- Raw fruits and vegetables — Everyone needs lots of fruits and vegetables, but the raw variety of some, such as apples, carrots, and cooked corn-on-the-cob can be problems. Smoothies can deliver the fruits; cooking can deliver the vegetables. Cutting the corn off the cob solves that one.
- Peanut butter — This will stick to all surfaces. That’s one thing with natural teeth, but another with dentures.
Is it possible to get dentures after not having had any teeth for a long time?
Even if you haven’t had any remaining teeth for a long time, there’s no reason Dr. Rouse or Dr. Crosland cannot fit you for a set of full dentures. Modern techniques allow for much more precise fitting, making dentures easier to wear and maintain.
What should I do if my dentures are loose?
If you sense that your dentures have become loose, whether when talking or eating, that’s a sign it’s time for your dentures to be relined. This needs to happen every year or two throughout the life of your full dentures.
If you’ve just recently been fitted for dentures by the team at Flatrock, you may have feelings that your new dentures are loose. It will take several relines during the first few weeks to fully adjust your dentures. This is completely normal.
Bottom line? If your dentures ever feel loose, give us a call and let’s reline them.
Do I brush my dentures like regular teeth?
Full dentures are not meant to be worn 24 hours a day. They need to be taken out at night to allow your gum tissues to rest, and for normal stimulation by your tongue and cleansing by your saliva.
You brush your dentures with special denture toothpaste, not normal toothpaste. Normal toothpaste contains various abrasive substances that can create minute scratches that allow food and plaque to build up on the dentures.
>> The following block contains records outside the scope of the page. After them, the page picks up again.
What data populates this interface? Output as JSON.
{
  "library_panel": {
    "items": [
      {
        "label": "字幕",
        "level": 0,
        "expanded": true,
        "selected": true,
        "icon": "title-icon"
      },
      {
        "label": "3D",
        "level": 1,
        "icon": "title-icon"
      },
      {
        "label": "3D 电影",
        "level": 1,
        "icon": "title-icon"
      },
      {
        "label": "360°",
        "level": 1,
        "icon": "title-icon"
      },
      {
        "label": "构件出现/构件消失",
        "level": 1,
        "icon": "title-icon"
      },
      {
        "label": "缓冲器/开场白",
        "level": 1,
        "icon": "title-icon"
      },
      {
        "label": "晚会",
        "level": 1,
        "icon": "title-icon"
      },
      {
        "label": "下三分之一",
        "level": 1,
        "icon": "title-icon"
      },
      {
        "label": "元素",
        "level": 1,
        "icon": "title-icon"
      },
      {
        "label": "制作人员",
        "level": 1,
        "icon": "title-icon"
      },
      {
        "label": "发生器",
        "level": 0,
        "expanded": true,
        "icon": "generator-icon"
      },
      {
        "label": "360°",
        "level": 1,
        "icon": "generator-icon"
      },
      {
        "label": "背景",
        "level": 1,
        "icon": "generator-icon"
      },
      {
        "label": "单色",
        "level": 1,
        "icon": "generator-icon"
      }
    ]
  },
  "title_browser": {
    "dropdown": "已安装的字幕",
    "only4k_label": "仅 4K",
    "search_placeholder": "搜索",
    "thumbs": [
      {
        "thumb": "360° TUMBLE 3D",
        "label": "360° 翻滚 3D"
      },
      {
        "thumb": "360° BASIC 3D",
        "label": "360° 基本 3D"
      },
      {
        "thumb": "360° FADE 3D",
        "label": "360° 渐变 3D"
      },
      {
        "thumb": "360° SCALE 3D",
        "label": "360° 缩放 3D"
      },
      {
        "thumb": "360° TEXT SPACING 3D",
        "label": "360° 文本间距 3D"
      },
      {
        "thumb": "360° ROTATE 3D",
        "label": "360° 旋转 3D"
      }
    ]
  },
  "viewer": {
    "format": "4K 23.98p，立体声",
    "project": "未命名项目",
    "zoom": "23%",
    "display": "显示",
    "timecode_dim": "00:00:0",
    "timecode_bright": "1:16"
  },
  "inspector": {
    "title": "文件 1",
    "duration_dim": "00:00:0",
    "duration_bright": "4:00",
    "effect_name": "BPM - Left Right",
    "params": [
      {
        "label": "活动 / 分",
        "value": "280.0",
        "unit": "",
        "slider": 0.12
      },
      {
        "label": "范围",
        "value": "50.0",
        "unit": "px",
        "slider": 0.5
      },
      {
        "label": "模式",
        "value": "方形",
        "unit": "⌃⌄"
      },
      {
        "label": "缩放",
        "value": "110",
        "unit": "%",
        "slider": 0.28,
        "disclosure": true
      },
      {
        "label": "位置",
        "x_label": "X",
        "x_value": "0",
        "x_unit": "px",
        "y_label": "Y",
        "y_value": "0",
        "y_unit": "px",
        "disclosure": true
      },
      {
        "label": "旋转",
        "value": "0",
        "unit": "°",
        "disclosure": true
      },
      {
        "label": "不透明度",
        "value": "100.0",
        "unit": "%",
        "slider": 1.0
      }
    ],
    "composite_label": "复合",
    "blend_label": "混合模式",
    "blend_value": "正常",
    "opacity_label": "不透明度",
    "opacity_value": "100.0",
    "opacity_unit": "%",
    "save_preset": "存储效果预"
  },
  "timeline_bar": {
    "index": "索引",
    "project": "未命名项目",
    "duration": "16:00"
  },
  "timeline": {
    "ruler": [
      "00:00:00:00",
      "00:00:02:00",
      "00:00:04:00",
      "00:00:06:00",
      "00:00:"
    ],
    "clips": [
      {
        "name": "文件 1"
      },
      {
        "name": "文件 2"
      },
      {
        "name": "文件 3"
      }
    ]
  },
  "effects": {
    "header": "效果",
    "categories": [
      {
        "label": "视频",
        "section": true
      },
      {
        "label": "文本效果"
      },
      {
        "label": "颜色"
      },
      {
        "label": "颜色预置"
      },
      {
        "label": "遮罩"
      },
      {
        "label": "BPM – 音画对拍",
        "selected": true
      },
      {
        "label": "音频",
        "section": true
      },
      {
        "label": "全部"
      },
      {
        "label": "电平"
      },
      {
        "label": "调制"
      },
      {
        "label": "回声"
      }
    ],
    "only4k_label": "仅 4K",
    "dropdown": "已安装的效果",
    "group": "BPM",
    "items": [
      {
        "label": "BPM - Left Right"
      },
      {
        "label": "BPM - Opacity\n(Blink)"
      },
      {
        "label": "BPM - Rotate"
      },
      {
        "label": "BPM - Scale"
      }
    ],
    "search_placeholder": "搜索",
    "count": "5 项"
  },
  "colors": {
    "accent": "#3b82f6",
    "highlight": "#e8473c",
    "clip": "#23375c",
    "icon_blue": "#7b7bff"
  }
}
Brushing removes food and plaque. After brushing, your dentures will then spend the night in a denture cleansing solution or in water so that they stay moist.
Will dentures change how I speak?
If you’ve been missing all or most of your teeth for a long time, you probably don’t realize some of the changes that likely have occurred with your speech. Speech patterns with several missing teeth or when missing most of your teeth can be challenging. You’ve likely been slurring certain words because our teeth allow enunciation of certain syllables.
Speaking with full dentures won’t change your speech in tone or tenor, but it will improve your articulation. But you will have a period of adjustment, just as you do as different foods return to your diet. You won’t have the same leakage of air when forming certain sounds. It will take a little practice to get used to your new dentures and your speech. The best practice when working through this adjustment is to read aloud. This will quickly make you comfortable speaking with dentures.
Schedule Your Greenville Dentures Consultation Today
At Flatrock Family Dental, Dr. Rouse and Dr. Crosland want you to live the confident, fulfilling life that comes with having a beautiful smile and a full set of teeth. They will treat you with dignity, care, and compassion as they work to restore your ability to eat, speak, and chew normally. They are committed to taking a holistic approach to your oral health and, when they treat you in our state-of-the-art facility, you’ll be in good hands.
We serve Greenville, Five Forks, Greer, and nearby areas of South Carolina. Call (864) 568-4784 today to schedule a consultation.